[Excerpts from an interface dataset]
#####

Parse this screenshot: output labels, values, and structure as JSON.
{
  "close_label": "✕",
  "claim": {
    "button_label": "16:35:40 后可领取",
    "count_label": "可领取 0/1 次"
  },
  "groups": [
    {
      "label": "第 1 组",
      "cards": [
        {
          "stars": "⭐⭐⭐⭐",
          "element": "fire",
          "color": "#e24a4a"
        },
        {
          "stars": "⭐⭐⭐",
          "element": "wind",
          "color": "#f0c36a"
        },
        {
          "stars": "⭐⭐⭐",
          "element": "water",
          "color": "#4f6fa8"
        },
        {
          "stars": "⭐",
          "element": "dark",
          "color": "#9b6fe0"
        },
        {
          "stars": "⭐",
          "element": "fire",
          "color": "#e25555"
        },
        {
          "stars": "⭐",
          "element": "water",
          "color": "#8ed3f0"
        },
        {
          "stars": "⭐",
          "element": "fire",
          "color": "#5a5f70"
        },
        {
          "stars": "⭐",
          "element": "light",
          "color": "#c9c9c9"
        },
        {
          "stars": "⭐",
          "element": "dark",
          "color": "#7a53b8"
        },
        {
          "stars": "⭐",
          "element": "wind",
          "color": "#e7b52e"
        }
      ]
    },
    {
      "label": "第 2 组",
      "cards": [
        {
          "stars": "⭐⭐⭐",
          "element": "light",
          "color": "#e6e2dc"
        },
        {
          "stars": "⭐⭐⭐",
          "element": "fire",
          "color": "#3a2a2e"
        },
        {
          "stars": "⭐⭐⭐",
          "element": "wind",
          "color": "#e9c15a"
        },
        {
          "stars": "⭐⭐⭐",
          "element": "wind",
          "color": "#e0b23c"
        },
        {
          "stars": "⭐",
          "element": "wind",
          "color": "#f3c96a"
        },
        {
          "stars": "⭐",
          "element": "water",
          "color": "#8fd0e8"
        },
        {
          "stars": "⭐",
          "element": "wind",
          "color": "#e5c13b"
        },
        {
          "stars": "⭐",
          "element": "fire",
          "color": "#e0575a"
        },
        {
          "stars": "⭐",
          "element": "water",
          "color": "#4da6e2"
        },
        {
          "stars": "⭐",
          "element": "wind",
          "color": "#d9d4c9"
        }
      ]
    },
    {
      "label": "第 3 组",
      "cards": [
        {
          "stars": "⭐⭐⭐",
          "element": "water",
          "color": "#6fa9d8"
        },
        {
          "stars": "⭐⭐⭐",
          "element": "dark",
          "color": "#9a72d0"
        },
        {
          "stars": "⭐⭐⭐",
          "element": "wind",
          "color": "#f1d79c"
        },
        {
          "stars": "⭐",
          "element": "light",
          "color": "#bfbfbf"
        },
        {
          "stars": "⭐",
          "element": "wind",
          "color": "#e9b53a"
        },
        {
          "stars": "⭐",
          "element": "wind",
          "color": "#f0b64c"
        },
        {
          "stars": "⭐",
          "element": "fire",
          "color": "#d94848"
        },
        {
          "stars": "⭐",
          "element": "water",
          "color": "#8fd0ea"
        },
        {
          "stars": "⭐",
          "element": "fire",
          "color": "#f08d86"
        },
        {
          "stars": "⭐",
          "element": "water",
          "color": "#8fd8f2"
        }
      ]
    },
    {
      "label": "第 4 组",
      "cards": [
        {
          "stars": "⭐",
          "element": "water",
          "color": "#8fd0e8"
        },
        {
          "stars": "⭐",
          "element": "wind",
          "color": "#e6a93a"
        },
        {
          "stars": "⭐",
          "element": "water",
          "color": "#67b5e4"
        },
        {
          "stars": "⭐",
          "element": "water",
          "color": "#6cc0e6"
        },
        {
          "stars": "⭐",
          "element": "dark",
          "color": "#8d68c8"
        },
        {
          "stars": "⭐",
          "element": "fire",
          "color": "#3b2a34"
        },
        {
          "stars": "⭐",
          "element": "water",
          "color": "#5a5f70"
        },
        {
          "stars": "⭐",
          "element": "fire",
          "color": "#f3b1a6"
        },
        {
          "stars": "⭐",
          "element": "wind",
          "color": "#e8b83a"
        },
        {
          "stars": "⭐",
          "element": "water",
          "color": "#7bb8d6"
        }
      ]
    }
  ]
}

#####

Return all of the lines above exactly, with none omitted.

Parse this screenshot: output labels, values, and structure as JSON.
{
  "close_label": "✕",
  "claim": {
    "button_label": "16:35:40 后可领取",
    "count_label": "可领取 0/1 次"
  },
  "groups": [
    {
      "label": "第 1 组",
      "cards": [
        {
          "stars": "⭐⭐⭐⭐",
          "element": "fire",
          "color": "#e24a4a"
        },
        {
          "stars": "⭐⭐⭐",
          "element": "wind",
          "color": "#f0c36a"
        },
        {
          "stars": "⭐⭐⭐",
          "element": "water",
          "color": "#4f6fa8"
        },
        {
          "stars": "⭐",
          "element": "dark",
          "color": "#9b6fe0"
        },
        {
          "stars": "⭐",
          "element": "fire",
          "color": "#e25555"
        },
        {
          "stars": "⭐",
          "element": "water",
          "color": "#8ed3f0"
        },
        {
          "stars": "⭐",
          "element": "fire",
          "color": "#5a5f70"
        },
        {
          "stars": "⭐",
          "element": "light",
          "color": "#c9c9c9"
        },
        {
          "stars": "⭐",
          "element": "dark",
          "color": "#7a53b8"
        },
        {
          "stars": "⭐",
          "element": "wind",
          "color": "#e7b52e"
        }
      ]
    },
    {
      "label": "第 2 组",
      "cards": [
        {
          "stars": "⭐⭐⭐",
          "element": "light",
          "color": "#e6e2dc"
        },
        {
          "stars": "⭐⭐⭐",
          "element": "fire",
          "color": "#3a2a2e"
        },
        {
          "stars": "⭐⭐⭐",
          "element": "wind",
          "color": "#e9c15a"
        },
        {
          "stars": "⭐⭐⭐",
          "element": "wind",
          "color": "#e0b23c"
        },
        {
          "stars": "⭐",
          "element": "wind",
          "color": "#f3c96a"
        },
        {
          "stars": "⭐",
          "element": "water",
          "color": "#8fd0e8"
        },
        {
          "stars": "⭐",
          "element": "wind",
          "color": "#e5c13b"
        },
        {
          "stars": "⭐",
          "element": "fire",
          "color": "#e0575a"
        },
        {
          "stars": "⭐",
          "element": "water",
          "color": "#4da6e2"
        },
        {
          "stars": "⭐",
          "element": "wind",
          "color": "#d9d4c9"
        }
      ]
    },
    {
      "label": "第 3 组",
      "cards": [
        {
          "stars": "⭐⭐⭐",
          "element": "water",
          "color": "#6fa9d8"
        },
        {
          "stars": "⭐⭐⭐",
          "element": "dark",
          "color": "#9a72d0"
        },
        {
          "stars": "⭐⭐⭐",
          "element": "wind",
          "color": "#f1d79c"
        },
        {
          "stars": "⭐",
          "element": "light",
          "color": "#bfbfbf"
        },
        {
          "stars": "⭐",
          "element": "wind",
          "color": "#e9b53a"
        },
        {
          "stars": "⭐",
          "element": "wind",
          "color": "#f0b64c"
        },
        {
          "stars": "⭐",
          "element": "fire",
          "color": "#d94848"
        },
        {
          "stars": "⭐",
          "element": "water",
          "color": "#8fd0ea"
        },
        {
          "stars": "⭐",
          "element": "fire",
          "color": "#f08d86"
        },
        {
          "stars": "⭐",
          "element": "water",
          "color": "#8fd8f2"
        }
      ]
    },
    {
      "label": "第 4 组",
      "cards": [
        {
          "stars": "⭐",
          "element": "water",
          "color": "#8fd0e8"
        },
        {
          "stars": "⭐",
          "element": "wind",
          "color": "#e6a93a"
        },
        {
          "stars": "⭐",
          "element": "water",
          "color": "#67b5e4"
        },
        {
          "stars": "⭐",
          "element": "water",
          "color": "#6cc0e6"
        },
        {
          "stars": "⭐",
          "element": "dark",
          "color": "#8d68c8"
        },
        {
          "stars": "⭐",
          "element": "fire",
          "color": "#3b2a34"
        },
        {
          "stars": "⭐",
          "element": "water",
          "color": "#5a5f70"
        },
        {
          "stars": "⭐",
          "element": "fire",
          "color": "#f3b1a6"
        },
        {
          "stars": "⭐",
          "element": "wind",
          "color": "#e8b83a"
        },
        {
          "stars": "⭐",
          "element": "water",
          "color": "#7bb8d6"
        }
      ]
    }
  ]
}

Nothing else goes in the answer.